Go to the line that contains "Give me the". Restate that line and each one after it exactly, through the end of the records, without pictures.

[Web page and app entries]
——————————

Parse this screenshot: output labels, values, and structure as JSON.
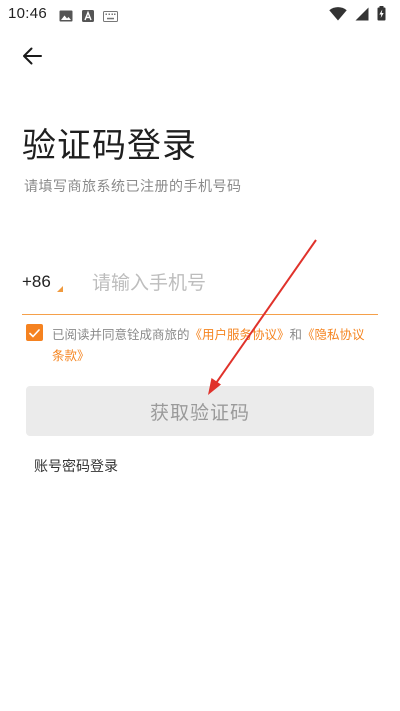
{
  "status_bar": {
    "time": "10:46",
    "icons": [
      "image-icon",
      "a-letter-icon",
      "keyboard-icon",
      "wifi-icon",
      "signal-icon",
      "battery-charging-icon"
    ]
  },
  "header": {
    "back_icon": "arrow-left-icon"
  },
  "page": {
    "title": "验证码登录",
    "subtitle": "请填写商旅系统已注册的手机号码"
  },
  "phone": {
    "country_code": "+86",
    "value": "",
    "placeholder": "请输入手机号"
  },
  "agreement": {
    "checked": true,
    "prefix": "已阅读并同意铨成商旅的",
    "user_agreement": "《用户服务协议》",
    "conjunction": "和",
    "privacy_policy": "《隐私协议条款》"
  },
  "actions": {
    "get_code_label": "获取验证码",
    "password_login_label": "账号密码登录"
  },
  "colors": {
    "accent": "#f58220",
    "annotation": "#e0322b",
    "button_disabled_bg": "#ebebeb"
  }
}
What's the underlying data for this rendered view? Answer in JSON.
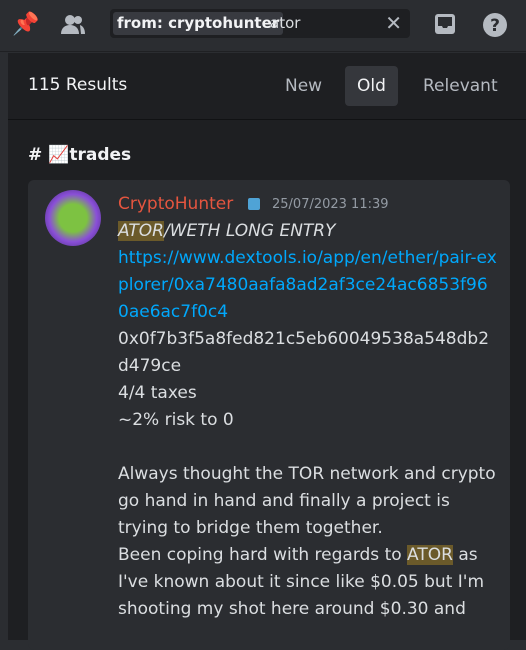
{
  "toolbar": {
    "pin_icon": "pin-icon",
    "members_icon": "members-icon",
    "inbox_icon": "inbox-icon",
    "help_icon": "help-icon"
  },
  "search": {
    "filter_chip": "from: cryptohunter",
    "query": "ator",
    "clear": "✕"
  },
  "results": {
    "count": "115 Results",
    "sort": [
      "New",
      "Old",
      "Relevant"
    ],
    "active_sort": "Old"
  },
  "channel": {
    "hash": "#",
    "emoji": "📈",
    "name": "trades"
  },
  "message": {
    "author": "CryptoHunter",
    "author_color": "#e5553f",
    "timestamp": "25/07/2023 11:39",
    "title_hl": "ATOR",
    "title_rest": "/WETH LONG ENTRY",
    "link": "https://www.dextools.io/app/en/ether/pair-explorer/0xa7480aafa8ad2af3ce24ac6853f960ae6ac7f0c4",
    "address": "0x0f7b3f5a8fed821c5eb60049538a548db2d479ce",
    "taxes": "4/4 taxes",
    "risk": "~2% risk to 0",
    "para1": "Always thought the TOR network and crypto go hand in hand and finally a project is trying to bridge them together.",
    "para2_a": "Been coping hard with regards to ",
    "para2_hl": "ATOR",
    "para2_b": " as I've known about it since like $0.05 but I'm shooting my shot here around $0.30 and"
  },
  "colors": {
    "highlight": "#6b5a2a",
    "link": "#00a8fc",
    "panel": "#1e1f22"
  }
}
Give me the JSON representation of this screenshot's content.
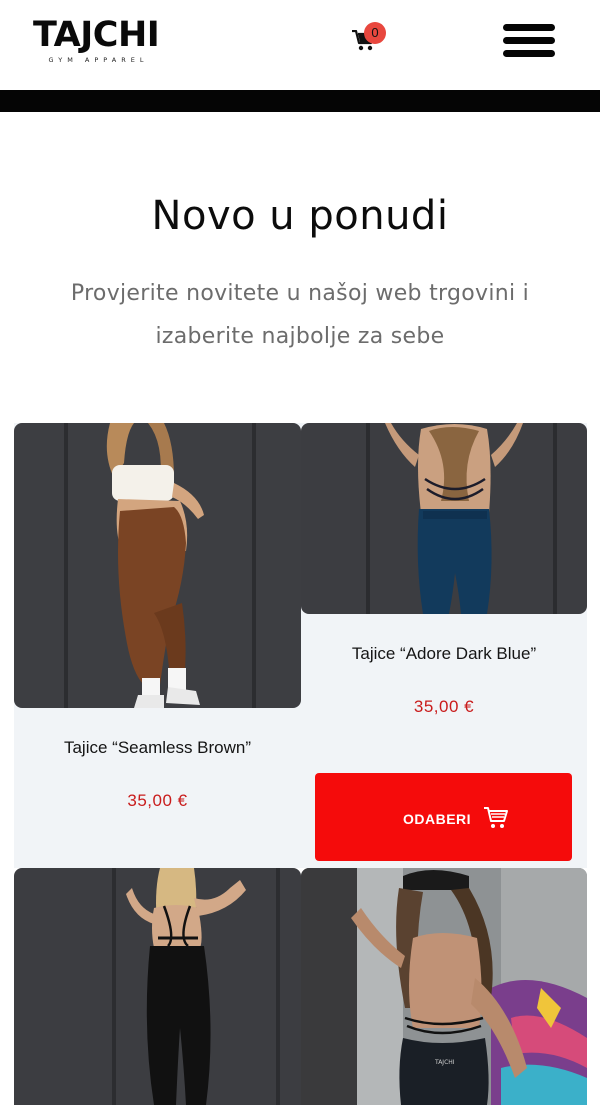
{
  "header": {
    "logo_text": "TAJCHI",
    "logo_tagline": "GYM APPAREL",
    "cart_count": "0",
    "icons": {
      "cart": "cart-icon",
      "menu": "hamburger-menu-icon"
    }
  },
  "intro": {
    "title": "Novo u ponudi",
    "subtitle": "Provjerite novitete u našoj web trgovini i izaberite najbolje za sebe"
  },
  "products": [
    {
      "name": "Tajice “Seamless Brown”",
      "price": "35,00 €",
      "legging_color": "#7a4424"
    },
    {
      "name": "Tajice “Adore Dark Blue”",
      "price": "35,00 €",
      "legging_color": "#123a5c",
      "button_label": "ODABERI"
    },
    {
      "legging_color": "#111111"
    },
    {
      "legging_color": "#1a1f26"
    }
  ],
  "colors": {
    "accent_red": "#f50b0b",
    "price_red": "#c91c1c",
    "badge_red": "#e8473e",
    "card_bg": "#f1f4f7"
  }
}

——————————

• **Answer for the task**:
Give me the JSON representation of this screenshot's content.
{
  "header": {
    "logo_text": "TAJCHI",
    "logo_tagline": "GYM APPAREL",
    "cart_count": "0",
    "icons": {
      "cart": "cart-icon",
      "menu": "hamburger-menu-icon"
    }
  },
  "intro": {
    "title": "Novo u ponudi",
    "subtitle": "Provjerite novitete u našoj web trgovini i izaberite najbolje za sebe"
  },
  "products": [
    {
      "name": "Tajice “Seamless Brown”",
      "price": "35,00 €",
      "legging_color": "#7a4424"
    },
    {
      "name": "Tajice “Adore Dark Blue”",
      "price": "35,00 €",
      "legging_color": "#123a5c",
      "button_label": "ODABERI"
    },
    {
      "legging_color": "#111111"
    },
    {
      "legging_color": "#1a1f26"
    }
  ],
  "colors": {
    "accent_red": "#f50b0b",
    "price_red": "#c91c1c",
    "badge_red": "#e8473e",
    "card_bg": "#f1f4f7"
  }
}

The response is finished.